RECORDS PROVIDED Start Marker

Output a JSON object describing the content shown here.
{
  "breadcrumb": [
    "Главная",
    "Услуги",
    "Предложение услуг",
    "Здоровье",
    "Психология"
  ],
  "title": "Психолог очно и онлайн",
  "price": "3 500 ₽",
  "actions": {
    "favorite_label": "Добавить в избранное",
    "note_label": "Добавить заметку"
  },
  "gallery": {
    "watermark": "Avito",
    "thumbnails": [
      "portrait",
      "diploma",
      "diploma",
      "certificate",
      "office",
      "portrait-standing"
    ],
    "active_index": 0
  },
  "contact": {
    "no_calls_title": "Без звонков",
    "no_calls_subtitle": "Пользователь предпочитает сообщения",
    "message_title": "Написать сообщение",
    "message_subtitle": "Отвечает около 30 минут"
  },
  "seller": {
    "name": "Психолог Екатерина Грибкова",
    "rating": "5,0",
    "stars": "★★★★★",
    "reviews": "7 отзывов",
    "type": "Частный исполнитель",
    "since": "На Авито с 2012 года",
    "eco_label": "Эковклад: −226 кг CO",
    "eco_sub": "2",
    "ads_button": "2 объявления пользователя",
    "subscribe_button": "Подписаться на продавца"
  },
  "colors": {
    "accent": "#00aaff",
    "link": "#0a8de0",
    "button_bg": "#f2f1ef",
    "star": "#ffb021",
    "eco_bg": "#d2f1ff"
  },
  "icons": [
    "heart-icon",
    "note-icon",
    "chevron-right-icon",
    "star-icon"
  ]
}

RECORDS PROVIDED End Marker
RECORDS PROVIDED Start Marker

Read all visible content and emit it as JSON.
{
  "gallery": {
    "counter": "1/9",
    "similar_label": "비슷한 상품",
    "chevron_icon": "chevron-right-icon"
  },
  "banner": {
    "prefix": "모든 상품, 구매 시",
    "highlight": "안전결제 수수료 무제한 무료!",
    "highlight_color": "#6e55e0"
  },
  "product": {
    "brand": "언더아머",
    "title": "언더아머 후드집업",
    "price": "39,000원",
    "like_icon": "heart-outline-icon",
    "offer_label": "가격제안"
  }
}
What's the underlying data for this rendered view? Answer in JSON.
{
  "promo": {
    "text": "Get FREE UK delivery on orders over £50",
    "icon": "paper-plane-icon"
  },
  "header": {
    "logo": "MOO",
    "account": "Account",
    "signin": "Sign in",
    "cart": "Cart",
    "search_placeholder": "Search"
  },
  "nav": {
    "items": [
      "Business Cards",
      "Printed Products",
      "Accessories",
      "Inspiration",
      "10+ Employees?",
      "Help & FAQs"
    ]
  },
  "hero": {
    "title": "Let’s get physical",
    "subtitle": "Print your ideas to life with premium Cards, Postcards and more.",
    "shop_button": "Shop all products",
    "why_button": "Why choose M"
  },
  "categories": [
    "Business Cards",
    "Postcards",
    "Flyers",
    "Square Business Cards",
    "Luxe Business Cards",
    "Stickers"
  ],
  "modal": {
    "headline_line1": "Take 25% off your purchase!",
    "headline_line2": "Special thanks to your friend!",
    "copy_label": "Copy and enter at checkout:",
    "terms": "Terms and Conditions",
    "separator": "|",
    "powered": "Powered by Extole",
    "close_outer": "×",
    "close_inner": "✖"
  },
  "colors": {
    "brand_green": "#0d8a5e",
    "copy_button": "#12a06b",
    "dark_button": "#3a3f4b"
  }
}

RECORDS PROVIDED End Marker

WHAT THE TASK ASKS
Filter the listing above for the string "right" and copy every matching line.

SOLVED PROBLEM
    "chevron-right-icon",
    "chevron_icon": "chevron-right-icon"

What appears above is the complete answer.